His secretary and chief of staff moved into Wingrave manor in the village of Wingrave, two miles away. His military intelligence staff went to Addington Manor, a dozen miles away to the North West, just on the other side of Winslow.
During his stay Czech soldiers were stationed in three Nissen huts by the edge of The Abbey’s grounds, just off Norduck Lane. One Nissen hut is still intact, in the back garden of a house where the leader of the local Home guard then lived.
Jeff, who has owned the house for nearly 25 years, took me into his garden so I could photograph the hut and gave me some extra information (Thank you Jeff).
He told me that the Czech soldiers patrolled the three roads into the village, and he thinks there were 16 men living in each hut. I expect they also guarded The Abbey more closely and controlled access to the grounds. If the president went out, he would be escorted by two to four guards.
The other two huts had gone by the time Jeff moved in, but one concrete base remains; it’s now the floor of a barn.
A stove is in the corner of the remaining hut, used to produce hot water that was piped to each hut. It’s on the outside of the hut (see the photo) and Jeff thinks that’s so that it could be tended to during the night by the men on duty.
The soldiers became part of the village, playing football with the villagers in the winter and cricket in the summer. At least one of the soldiers married a local girl.
When the president returned to Czechoslovakia in 1945 the huts were used by the Red Cross as a repatriation centre for Italian prisoners of war. They were from the tented POW Camp 268, set in the fields alongside Norduck Lane.
After the war Beneš returned to Czechoslovakia and resumed his presidency. He passed away in 1948, aged 64.
He had often seen villagers from Aston Abbotts and Wingrave waiting for buses in all weathers at the Wingrave crossroads. So he donated a brick bus shelter which is still in use today, midway between the two villages.

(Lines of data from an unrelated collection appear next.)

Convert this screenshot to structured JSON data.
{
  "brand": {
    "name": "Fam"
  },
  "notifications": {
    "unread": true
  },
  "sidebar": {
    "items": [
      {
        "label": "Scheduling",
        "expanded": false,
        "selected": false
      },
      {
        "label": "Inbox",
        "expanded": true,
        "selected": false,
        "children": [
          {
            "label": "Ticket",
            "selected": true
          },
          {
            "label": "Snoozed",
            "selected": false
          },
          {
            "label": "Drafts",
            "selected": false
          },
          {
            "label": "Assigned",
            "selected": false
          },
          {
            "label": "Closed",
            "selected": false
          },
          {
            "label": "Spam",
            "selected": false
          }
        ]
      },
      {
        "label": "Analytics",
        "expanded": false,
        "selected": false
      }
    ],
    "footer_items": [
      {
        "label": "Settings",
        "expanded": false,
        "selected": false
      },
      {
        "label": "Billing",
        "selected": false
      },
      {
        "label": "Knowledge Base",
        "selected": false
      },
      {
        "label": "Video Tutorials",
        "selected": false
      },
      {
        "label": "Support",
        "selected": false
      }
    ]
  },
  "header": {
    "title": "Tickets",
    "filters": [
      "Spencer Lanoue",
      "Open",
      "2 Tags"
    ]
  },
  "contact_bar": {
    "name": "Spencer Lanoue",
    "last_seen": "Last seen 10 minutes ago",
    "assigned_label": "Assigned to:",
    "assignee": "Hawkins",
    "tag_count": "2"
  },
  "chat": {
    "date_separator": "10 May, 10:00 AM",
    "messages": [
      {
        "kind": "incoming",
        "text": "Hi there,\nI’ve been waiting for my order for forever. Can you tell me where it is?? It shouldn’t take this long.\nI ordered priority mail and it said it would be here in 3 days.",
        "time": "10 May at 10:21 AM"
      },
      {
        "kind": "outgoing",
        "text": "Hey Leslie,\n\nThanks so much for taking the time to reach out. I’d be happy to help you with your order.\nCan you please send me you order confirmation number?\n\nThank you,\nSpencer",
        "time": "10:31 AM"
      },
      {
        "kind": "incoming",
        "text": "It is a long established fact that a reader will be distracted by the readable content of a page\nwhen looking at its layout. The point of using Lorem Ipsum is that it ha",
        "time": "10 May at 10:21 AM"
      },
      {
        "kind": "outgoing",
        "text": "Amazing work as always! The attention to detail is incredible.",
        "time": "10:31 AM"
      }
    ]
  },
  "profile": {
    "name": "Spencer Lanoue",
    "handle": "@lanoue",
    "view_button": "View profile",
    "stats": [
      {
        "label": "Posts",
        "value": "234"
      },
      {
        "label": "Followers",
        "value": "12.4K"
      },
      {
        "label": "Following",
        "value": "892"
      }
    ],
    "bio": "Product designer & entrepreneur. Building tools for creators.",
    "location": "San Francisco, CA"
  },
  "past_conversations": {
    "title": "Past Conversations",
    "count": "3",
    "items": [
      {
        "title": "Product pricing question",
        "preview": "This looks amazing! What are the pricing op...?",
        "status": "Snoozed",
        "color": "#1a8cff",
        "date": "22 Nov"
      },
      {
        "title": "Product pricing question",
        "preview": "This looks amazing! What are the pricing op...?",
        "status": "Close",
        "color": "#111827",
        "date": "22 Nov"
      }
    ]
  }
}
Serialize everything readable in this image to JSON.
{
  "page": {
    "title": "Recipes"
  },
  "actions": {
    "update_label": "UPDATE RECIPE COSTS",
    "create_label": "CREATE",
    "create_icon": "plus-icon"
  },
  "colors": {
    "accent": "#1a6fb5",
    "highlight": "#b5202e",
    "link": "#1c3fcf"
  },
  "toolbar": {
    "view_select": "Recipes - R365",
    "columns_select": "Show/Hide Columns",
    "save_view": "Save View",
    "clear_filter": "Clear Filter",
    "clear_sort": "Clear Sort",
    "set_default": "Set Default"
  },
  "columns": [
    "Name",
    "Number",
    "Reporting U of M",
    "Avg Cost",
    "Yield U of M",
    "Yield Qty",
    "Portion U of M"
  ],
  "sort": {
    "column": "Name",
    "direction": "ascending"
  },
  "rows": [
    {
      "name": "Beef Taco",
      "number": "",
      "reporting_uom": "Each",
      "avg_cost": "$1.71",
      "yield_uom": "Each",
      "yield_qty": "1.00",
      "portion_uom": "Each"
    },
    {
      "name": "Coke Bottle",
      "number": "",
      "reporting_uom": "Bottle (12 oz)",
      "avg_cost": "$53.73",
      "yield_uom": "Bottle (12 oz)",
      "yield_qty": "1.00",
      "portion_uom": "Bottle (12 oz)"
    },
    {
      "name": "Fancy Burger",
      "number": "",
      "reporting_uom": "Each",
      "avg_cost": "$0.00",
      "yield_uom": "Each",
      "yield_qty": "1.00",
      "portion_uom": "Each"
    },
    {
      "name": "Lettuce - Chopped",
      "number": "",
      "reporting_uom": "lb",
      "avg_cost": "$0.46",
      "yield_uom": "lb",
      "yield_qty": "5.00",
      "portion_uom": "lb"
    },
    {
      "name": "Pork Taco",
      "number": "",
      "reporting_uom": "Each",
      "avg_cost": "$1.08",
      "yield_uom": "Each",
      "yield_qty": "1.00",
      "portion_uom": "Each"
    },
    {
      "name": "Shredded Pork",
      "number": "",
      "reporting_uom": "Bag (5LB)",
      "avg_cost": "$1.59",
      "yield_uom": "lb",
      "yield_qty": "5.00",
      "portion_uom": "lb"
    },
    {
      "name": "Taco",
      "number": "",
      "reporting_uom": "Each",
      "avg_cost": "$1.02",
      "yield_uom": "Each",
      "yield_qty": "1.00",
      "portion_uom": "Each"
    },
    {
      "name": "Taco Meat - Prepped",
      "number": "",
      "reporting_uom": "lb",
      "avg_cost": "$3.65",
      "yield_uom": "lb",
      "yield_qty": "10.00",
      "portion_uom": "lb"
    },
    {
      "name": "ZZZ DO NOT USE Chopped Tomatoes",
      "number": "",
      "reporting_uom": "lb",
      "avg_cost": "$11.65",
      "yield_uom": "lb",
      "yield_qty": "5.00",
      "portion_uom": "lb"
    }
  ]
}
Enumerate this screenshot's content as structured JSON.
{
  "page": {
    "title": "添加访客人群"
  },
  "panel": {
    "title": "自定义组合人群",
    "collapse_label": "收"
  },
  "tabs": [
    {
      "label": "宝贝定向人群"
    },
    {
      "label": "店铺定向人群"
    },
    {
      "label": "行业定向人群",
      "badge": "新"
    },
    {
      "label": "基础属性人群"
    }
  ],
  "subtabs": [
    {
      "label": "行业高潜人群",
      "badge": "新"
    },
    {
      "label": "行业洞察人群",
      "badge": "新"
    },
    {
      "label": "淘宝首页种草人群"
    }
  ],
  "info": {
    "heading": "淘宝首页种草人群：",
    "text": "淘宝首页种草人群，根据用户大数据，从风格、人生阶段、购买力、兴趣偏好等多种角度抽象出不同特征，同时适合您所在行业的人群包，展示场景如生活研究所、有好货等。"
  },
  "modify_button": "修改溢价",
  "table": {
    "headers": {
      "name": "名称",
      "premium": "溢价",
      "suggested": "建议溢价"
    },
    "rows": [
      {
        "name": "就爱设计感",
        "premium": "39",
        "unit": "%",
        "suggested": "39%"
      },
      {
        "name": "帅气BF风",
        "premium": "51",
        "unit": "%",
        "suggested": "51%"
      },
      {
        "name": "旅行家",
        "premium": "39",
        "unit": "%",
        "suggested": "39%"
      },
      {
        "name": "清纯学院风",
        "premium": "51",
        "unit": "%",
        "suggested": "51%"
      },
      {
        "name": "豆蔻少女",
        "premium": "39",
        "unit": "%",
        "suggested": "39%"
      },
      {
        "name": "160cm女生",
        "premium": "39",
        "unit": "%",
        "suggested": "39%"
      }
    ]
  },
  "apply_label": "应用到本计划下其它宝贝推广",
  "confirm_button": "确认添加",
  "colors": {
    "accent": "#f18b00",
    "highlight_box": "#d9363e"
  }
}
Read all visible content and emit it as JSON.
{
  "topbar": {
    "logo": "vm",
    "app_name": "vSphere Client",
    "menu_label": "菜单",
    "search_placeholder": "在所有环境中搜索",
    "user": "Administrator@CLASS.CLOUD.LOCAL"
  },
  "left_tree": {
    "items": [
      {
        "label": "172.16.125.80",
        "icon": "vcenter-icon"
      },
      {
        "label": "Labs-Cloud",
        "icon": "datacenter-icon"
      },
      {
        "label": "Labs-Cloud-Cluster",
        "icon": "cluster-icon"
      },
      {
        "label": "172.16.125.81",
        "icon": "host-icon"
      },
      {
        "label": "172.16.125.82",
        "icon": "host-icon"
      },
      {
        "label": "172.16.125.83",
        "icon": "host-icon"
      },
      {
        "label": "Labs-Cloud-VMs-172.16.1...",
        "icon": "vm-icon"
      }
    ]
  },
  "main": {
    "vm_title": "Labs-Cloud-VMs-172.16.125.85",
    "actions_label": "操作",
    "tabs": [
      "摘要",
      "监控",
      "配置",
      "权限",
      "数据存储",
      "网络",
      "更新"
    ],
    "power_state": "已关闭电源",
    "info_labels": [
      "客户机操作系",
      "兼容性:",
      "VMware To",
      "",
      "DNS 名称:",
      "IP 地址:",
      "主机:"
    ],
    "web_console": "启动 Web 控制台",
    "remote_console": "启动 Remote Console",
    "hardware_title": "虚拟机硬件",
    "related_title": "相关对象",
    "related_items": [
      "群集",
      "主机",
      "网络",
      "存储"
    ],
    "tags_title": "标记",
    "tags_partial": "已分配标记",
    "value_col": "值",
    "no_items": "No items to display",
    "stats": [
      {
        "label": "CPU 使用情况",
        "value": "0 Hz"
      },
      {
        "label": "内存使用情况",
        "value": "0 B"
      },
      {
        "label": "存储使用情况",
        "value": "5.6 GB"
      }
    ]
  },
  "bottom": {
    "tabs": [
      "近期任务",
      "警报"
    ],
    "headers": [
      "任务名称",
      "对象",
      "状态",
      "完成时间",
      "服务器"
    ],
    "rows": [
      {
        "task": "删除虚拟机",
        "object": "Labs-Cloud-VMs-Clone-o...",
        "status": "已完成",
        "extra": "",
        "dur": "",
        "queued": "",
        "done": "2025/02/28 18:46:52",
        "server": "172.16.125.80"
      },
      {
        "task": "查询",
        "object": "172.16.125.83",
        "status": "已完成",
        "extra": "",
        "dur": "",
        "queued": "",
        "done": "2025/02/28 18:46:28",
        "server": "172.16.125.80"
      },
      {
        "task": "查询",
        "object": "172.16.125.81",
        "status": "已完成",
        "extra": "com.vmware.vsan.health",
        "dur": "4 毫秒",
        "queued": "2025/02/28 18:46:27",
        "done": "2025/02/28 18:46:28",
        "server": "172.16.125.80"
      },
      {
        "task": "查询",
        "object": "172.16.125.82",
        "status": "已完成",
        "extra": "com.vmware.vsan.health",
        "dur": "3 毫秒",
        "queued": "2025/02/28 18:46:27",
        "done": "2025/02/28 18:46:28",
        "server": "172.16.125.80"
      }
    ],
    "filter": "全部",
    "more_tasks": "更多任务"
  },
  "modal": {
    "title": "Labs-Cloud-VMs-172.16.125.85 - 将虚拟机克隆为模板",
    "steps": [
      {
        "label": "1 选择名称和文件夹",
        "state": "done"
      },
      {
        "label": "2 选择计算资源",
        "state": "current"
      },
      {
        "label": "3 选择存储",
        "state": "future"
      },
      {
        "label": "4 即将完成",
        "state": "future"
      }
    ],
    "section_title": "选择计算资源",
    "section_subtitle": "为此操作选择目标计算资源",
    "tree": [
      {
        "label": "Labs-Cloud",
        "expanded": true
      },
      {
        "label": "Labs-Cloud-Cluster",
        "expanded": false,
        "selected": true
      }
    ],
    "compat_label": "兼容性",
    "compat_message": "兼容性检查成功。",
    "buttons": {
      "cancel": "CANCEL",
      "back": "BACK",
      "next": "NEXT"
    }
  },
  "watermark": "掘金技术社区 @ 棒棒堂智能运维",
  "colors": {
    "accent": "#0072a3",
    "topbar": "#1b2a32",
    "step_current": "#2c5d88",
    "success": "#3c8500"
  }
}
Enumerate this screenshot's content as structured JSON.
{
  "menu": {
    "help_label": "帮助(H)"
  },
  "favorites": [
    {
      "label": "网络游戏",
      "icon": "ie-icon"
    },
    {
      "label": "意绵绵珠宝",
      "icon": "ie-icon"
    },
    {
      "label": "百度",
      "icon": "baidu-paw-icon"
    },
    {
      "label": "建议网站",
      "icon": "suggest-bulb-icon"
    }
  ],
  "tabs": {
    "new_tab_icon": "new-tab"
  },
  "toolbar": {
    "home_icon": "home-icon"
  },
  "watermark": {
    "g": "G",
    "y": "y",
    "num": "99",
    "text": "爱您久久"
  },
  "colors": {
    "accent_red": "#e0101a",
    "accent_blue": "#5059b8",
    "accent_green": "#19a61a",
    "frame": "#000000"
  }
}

The villagers fondly remember their Czech visitors, and when Jeff went to the Czech Republic they were very pleased to learn he came from Aston Abbotts.
If you have any comments or questions about this post, please leave a comment below.